Who forged the Impressionist’s road? Well the Italians, of course. For those who might remember way back in some art history courses, the Macchiaioli. They were a group of rebellious Italian painters working and living in and around Florence in the mid 1800s (officially they were from 1850-1874). Who were these artists with this very untranslatable nickname? “Macchia” Italian for spot or blotch and “Tachistes,” French for stain or blot was published in 1862 in a newspaper labeling this group of artists, which at that point, they happily adopted. This happens to be one of the most poetic movements of that period similar to the visual experiments of the Impressionist artists. This period heavily influenced Italian film directors such as, Luchino Visconti and Mauro Bolognini finding an iconographic inspiration and a language to the image.

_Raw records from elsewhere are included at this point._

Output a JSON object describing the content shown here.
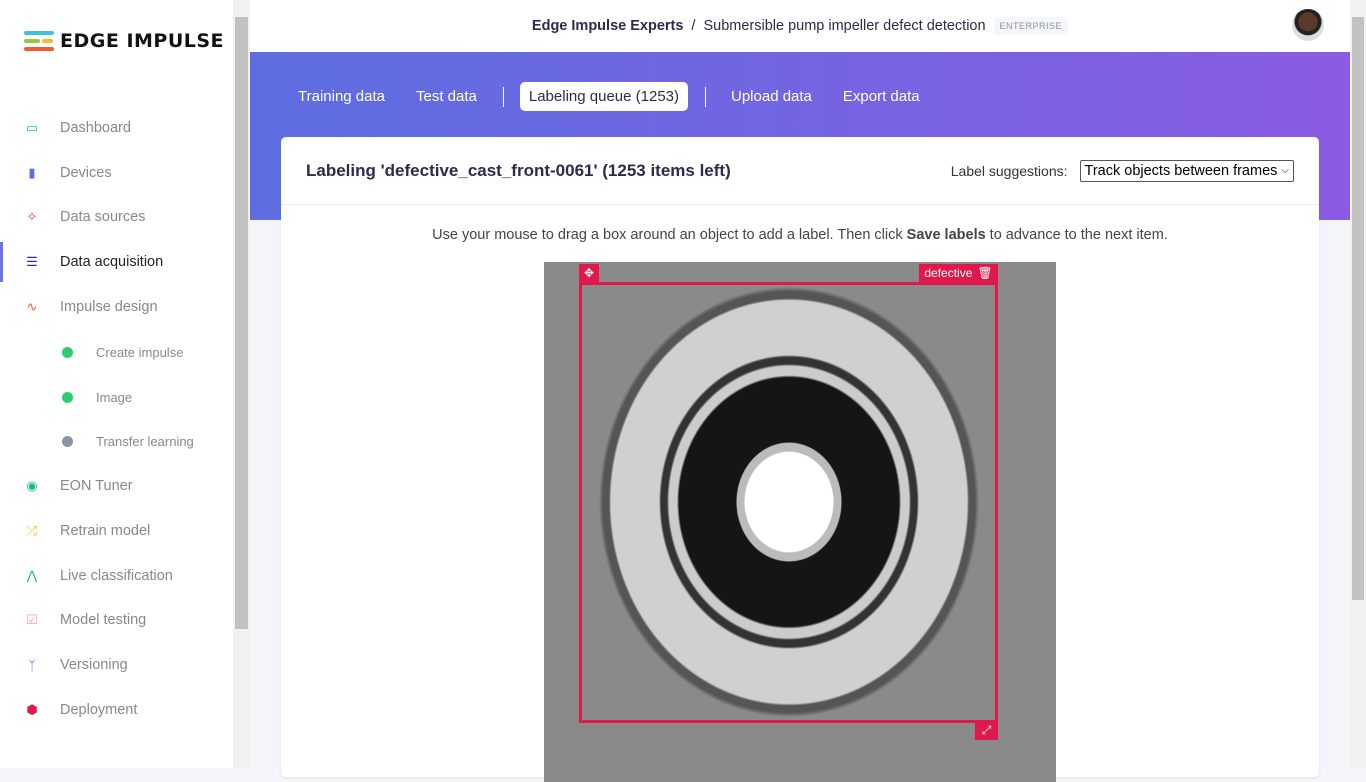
{
  "brand": {
    "name": "EDGE IMPULSE"
  },
  "header": {
    "org": "Edge Impulse Experts",
    "separator": "/",
    "project": "Submersible pump impeller defect detection",
    "badge": "ENTERPRISE"
  },
  "sidebar": {
    "items": [
      {
        "label": "Dashboard",
        "icon": "monitor-icon",
        "color": "#1fc1e0"
      },
      {
        "label": "Devices",
        "icon": "chip-icon",
        "color": "#5d6ee0"
      },
      {
        "label": "Data sources",
        "icon": "magic-wand-icon",
        "color": "#e8335a"
      },
      {
        "label": "Data acquisition",
        "icon": "database-icon",
        "color": "#4b1aa5",
        "active": true
      },
      {
        "label": "Impulse design",
        "icon": "pulse-icon",
        "color": "#ee5a3a"
      },
      {
        "label": "Create impulse",
        "icon": "dot-icon",
        "color": "#2ecc71"
      },
      {
        "label": "Image",
        "icon": "dot-icon",
        "color": "#2ecc71"
      },
      {
        "label": "Transfer learning",
        "icon": "dot-icon",
        "color": "#8b93a5"
      },
      {
        "label": "EON Tuner",
        "icon": "compass-icon",
        "color": "#1bb98f"
      },
      {
        "label": "Retrain model",
        "icon": "shuffle-icon",
        "color": "#f0c419"
      },
      {
        "label": "Live classification",
        "icon": "graph-icon",
        "color": "#1bb98f"
      },
      {
        "label": "Model testing",
        "icon": "clipboard-check-icon",
        "color": "#f59ab0"
      },
      {
        "label": "Versioning",
        "icon": "branch-icon",
        "color": "#5d6ee0"
      },
      {
        "label": "Deployment",
        "icon": "cube-icon",
        "color": "#e0184c"
      }
    ]
  },
  "tabs": [
    {
      "label": "Training data"
    },
    {
      "label": "Test data"
    },
    {
      "label": "Labeling queue (1253)",
      "active": true
    },
    {
      "label": "Upload data"
    },
    {
      "label": "Export data"
    }
  ],
  "labeling": {
    "title": "Labeling 'defective_cast_front-0061' (1253 items left)",
    "suggestions_label": "Label suggestions:",
    "suggestions_value": "Track objects between frames",
    "instr_pre": "Use your mouse to drag a box around an object to add a label. Then click ",
    "instr_bold": "Save labels",
    "instr_post": " to advance to the next item.",
    "box_label": "defective",
    "box_color": "#e0184c"
  }
}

These painters detached themselves from the neoclassical and romantic styles of their times breathing fresh air and new life into Italian painting. They focused their emphasis on color, light and nature and revived Italy’s pictorial culture. They are deemed the initiators of modern Italian painting. This movement is not well known outside of Italy yet it was crucial for Italian painting and, as believed, the precursor to the Impressionists.

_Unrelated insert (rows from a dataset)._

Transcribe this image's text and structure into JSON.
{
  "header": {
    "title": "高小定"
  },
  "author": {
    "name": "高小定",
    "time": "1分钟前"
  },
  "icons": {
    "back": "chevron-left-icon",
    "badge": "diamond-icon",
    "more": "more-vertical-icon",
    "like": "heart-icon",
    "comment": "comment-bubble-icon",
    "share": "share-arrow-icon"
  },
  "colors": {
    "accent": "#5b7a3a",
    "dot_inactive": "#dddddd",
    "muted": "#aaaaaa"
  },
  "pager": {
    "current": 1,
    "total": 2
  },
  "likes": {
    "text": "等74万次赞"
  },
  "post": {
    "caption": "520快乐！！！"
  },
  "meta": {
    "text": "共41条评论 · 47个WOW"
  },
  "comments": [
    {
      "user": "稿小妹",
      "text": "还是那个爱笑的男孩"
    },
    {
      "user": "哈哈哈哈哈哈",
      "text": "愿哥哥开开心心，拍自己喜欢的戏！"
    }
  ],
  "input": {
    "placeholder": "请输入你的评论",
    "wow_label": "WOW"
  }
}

Towards the end of the 1850s this group of young painters hostile towards academia, often found themselves in the locals of Florence and in particular, the Caffé Michelangelo where they discussed amongst themselves updating ideas of what to do about painting. Together they had the great fortune to see the huge collection of paintings of the Russian prince Demidoff in his villa in Florence. The collection was rich with French artists such as, Ingres, Corot e Delacroix.
This group consisted of Telemaco Signorini and Serafino De Tivoli and shortly after, Cristiano Banti and Vincenzo Cabianca. They were the first to be presented at the Promotrice of Turin with a completely new language. They were named “macchiaioli” for the exaggerated emphasis on chiaroscuro using layers of “blots” of color. While carrying out their works, they forgot the notion of design preceding the chromatic element, which favored their technique of aligning the blotches of color and of light and shade.
The optical effect was a kind of flickering overflowing with light. They dedicated themselves more and more to painting what was real and to study light in all its vibrations and nuances and thus, the determining condition was to paint outside. Inside the studio it was impossible to capture the intonations of light necessary for the proper rendering of the works.
Others who became a part of the original four were, Vito D’Ancona, Raffaello Sernesi, Giuseppe Abbati and Odoardo Borrani who spent a very fertile period painting at S. Marcello Pistoiese as well as, Giovanni Fattori the most secluded of the group but clearly the greatest and most well known. Art critic, friend and greatest fan of the group, Diego Martelli had the opportunity to play host to these rebels at his ranch in Castiglioncello during the years spanning 1861-1867.
It was here that the period defined as the “School of Castiglioncello” took shape, due to the number or works produced during the invigorating sojourns allowing these artists complete immersion in that splendid scenery on the Martelli property.
Concurrently in Florence the other great Macchiaioli personality was maturing where Silvestro Lega, who left us magnificent vivid and colorful works from that period when he worked in a neighborhood just outside Florence called, Piagentina at the end of 1860.
Following, during the early 70’s, Giovanni Boldoni and Giuseppe De Nittis took part in the group and established themselves in Paris. It is interesting to think that exactly in those years, to be precise, 1874, in the Paris studio of photographer Nadar, there was an exhibit for the first time of the impressionists.
Completing the nucleus of the Macchiaioli was, Adriano Cecioni, Nino Costa and Antonio Puccinelli. Although young, Eugenio Cecconi, Niccolò Cannicci and Egisto Ferroni participated although late to this movement.